[DATASET CONTENT Boundary: Start]

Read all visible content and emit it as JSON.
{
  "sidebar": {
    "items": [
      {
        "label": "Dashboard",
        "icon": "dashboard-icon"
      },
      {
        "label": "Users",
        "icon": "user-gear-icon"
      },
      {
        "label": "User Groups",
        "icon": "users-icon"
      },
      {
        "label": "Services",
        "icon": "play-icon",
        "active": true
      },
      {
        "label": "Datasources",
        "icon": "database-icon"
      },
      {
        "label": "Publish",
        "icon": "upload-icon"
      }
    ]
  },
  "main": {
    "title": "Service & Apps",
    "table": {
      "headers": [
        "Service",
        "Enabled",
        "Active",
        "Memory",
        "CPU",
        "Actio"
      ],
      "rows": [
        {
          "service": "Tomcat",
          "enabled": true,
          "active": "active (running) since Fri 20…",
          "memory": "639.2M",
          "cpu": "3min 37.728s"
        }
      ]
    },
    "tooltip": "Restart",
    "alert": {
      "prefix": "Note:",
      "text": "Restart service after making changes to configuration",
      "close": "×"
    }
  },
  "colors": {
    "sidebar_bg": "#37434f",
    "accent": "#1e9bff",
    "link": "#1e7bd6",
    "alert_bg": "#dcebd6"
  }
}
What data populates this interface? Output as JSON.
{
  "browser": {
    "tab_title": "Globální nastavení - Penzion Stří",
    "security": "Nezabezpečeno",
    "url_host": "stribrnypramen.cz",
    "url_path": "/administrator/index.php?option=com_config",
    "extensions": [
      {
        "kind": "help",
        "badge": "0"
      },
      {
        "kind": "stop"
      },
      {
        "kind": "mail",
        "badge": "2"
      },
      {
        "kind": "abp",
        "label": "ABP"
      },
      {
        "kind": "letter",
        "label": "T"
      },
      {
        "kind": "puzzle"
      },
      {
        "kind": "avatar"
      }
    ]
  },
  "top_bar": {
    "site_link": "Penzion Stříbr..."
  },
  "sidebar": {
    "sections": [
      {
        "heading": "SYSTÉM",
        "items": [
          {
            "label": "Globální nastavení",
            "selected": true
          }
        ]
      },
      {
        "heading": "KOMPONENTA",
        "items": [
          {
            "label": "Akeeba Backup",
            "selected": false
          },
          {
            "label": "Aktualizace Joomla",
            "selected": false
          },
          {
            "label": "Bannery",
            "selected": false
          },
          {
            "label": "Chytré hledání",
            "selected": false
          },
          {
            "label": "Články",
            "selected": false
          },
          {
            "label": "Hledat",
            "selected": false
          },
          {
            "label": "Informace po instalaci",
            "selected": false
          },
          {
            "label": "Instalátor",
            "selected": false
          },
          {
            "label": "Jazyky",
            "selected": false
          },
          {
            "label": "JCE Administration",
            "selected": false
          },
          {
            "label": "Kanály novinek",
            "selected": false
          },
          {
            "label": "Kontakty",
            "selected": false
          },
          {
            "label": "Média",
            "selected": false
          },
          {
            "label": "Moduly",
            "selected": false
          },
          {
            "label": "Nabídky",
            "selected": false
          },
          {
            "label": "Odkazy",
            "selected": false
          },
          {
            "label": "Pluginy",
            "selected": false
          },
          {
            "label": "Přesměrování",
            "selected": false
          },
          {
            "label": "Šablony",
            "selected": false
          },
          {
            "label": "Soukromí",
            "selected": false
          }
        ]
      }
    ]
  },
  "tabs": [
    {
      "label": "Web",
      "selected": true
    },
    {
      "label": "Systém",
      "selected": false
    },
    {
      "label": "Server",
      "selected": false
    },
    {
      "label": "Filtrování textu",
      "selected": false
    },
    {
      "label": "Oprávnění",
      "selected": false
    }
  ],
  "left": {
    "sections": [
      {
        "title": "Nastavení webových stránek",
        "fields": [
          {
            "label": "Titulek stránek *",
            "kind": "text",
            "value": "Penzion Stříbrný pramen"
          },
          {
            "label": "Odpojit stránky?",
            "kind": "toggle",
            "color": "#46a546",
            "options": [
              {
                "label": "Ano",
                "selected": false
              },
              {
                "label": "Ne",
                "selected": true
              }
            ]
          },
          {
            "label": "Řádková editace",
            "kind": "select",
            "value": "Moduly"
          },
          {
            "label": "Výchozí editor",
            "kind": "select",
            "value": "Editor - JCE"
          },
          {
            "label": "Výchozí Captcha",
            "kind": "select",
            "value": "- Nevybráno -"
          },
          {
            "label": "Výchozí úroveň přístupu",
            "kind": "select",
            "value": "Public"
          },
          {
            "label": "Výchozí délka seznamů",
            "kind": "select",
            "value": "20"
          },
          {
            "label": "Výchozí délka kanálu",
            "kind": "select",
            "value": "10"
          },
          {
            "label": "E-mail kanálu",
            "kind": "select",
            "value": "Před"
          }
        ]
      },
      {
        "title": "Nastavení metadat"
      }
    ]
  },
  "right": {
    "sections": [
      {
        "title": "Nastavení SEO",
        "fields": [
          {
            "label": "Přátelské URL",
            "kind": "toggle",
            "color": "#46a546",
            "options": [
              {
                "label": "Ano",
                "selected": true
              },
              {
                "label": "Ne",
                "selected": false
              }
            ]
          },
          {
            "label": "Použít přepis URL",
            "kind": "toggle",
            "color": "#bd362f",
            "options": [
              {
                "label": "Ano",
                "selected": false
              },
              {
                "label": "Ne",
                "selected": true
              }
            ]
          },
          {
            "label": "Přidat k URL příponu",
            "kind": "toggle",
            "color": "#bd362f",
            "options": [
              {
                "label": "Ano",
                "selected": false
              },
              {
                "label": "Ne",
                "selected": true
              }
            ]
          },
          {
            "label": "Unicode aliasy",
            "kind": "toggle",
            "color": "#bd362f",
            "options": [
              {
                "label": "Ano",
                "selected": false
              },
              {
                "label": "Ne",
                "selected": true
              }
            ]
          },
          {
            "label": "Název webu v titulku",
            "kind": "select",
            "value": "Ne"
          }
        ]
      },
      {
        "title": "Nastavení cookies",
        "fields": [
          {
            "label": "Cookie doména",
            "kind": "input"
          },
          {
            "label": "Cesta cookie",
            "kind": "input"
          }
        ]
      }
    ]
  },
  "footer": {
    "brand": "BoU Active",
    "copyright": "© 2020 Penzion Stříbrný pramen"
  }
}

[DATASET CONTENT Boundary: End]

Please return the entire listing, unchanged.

Read all visible content and emit it as JSON.
{
  "sidebar": {
    "items": [
      {
        "label": "Dashboard",
        "icon": "dashboard-icon"
      },
      {
        "label": "Users",
        "icon": "user-gear-icon"
      },
      {
        "label": "User Groups",
        "icon": "users-icon"
      },
      {
        "label": "Services",
        "icon": "play-icon",
        "active": true
      },
      {
        "label": "Datasources",
        "icon": "database-icon"
      },
      {
        "label": "Publish",
        "icon": "upload-icon"
      }
    ]
  },
  "main": {
    "title": "Service & Apps",
    "table": {
      "headers": [
        "Service",
        "Enabled",
        "Active",
        "Memory",
        "CPU",
        "Actio"
      ],
      "rows": [
        {
          "service": "Tomcat",
          "enabled": true,
          "active": "active (running) since Fri 20…",
          "memory": "639.2M",
          "cpu": "3min 37.728s"
        }
      ]
    },
    "tooltip": "Restart",
    "alert": {
      "prefix": "Note:",
      "text": "Restart service after making changes to configuration",
      "close": "×"
    }
  },
  "colors": {
    "sidebar_bg": "#37434f",
    "accent": "#1e9bff",
    "link": "#1e7bd6",
    "alert_bg": "#dcebd6"
  }
}
What data populates this interface? Output as JSON.
{
  "browser": {
    "tab_title": "Globální nastavení - Penzion Stří",
    "security": "Nezabezpečeno",
    "url_host": "stribrnypramen.cz",
    "url_path": "/administrator/index.php?option=com_config",
    "extensions": [
      {
        "kind": "help",
        "badge": "0"
      },
      {
        "kind": "stop"
      },
      {
        "kind": "mail",
        "badge": "2"
      },
      {
        "kind": "abp",
        "label": "ABP"
      },
      {
        "kind": "letter",
        "label": "T"
      },
      {
        "kind": "puzzle"
      },
      {
        "kind": "avatar"
      }
    ]
  },
  "top_bar": {
    "site_link": "Penzion Stříbr..."
  },
  "sidebar": {
    "sections": [
      {
        "heading": "SYSTÉM",
        "items": [
          {
            "label": "Globální nastavení",
            "selected": true
          }
        ]
      },
      {
        "heading": "KOMPONENTA",
        "items": [
          {
            "label": "Akeeba Backup",
            "selected": false
          },
          {
            "label": "Aktualizace Joomla",
            "selected": false
          },
          {
            "label": "Bannery",
            "selected": false
          },
          {
            "label": "Chytré hledání",
            "selected": false
          },
          {
            "label": "Články",
            "selected": false
          },
          {
            "label": "Hledat",
            "selected": false
          },
          {
            "label": "Informace po instalaci",
            "selected": false
          },
          {
            "label": "Instalátor",
            "selected": false
          },
          {
            "label": "Jazyky",
            "selected": false
          },
          {
            "label": "JCE Administration",
            "selected": false
          },
          {
            "label": "Kanály novinek",
            "selected": false
          },
          {
            "label": "Kontakty",
            "selected": false
          },
          {
            "label": "Média",
            "selected": false
          },
          {
            "label": "Moduly",
            "selected": false
          },
          {
            "label": "Nabídky",
            "selected": false
          },
          {
            "label": "Odkazy",
            "selected": false
          },
          {
            "label": "Pluginy",
            "selected": false
          },
          {
            "label": "Přesměrování",
            "selected": false
          },
          {
            "label": "Šablony",
            "selected": false
          },
          {
            "label": "Soukromí",
            "selected": false
          }
        ]
      }
    ]
  },
  "tabs": [
    {
      "label": "Web",
      "selected": true
    },
    {
      "label": "Systém",
      "selected": false
    },
    {
      "label": "Server",
      "selected": false
    },
    {
      "label": "Filtrování textu",
      "selected": false
    },
    {
      "label": "Oprávnění",
      "selected": false
    }
  ],
  "left": {
    "sections": [
      {
        "title": "Nastavení webových stránek",
        "fields": [
          {
            "label": "Titulek stránek *",
            "kind": "text",
            "value": "Penzion Stříbrný pramen"
          },
          {
            "label": "Odpojit stránky?",
            "kind": "toggle",
            "color": "#46a546",
            "options": [
              {
                "label": "Ano",
                "selected": false
              },
              {
                "label": "Ne",
                "selected": true
              }
            ]
          },
          {
            "label": "Řádková editace",
            "kind": "select",
            "value": "Moduly"
          },
          {
            "label": "Výchozí editor",
            "kind": "select",
            "value": "Editor - JCE"
          },
          {
            "label": "Výchozí Captcha",
            "kind": "select",
            "value": "- Nevybráno -"
          },
          {
            "label": "Výchozí úroveň přístupu",
            "kind": "select",
            "value": "Public"
          },
          {
            "label": "Výchozí délka seznamů",
            "kind": "select",
            "value": "20"
          },
          {
            "label": "Výchozí délka kanálu",
            "kind": "select",
            "value": "10"
          },
          {
            "label": "E-mail kanálu",
            "kind": "select",
            "value": "Před"
          }
        ]
      },
      {
        "title": "Nastavení metadat"
      }
    ]
  },
  "right": {
    "sections": [
      {
        "title": "Nastavení SEO",
        "fields": [
          {
            "label": "Přátelské URL",
            "kind": "toggle",
            "color": "#46a546",
            "options": [
              {
                "label": "Ano",
                "selected": true
              },
              {
                "label": "Ne",
                "selected": false
              }
            ]
          },
          {
            "label": "Použít přepis URL",
            "kind": "toggle",
            "color": "#bd362f",
            "options": [
              {
                "label": "Ano",
                "selected": false
              },
              {
                "label": "Ne",
                "selected": true
              }
            ]
          },
          {
            "label": "Přidat k URL příponu",
            "kind": "toggle",
            "color": "#bd362f",
            "options": [
              {
                "label": "Ano",
                "selected": false
              },
              {
                "label": "Ne",
                "selected": true
              }
            ]
          },
          {
            "label": "Unicode aliasy",
            "kind": "toggle",
            "color": "#bd362f",
            "options": [
              {
                "label": "Ano",
                "selected": false
              },
              {
                "label": "Ne",
                "selected": true
              }
            ]
          },
          {
            "label": "Název webu v titulku",
            "kind": "select",
            "value": "Ne"
          }
        ]
      },
      {
        "title": "Nastavení cookies",
        "fields": [
          {
            "label": "Cookie doména",
            "kind": "input"
          },
          {
            "label": "Cesta cookie",
            "kind": "input"
          }
        ]
      }
    ]
  },
  "footer": {
    "brand": "BoU Active",
    "copyright": "© 2020 Penzion Stříbrný pramen"
  }
}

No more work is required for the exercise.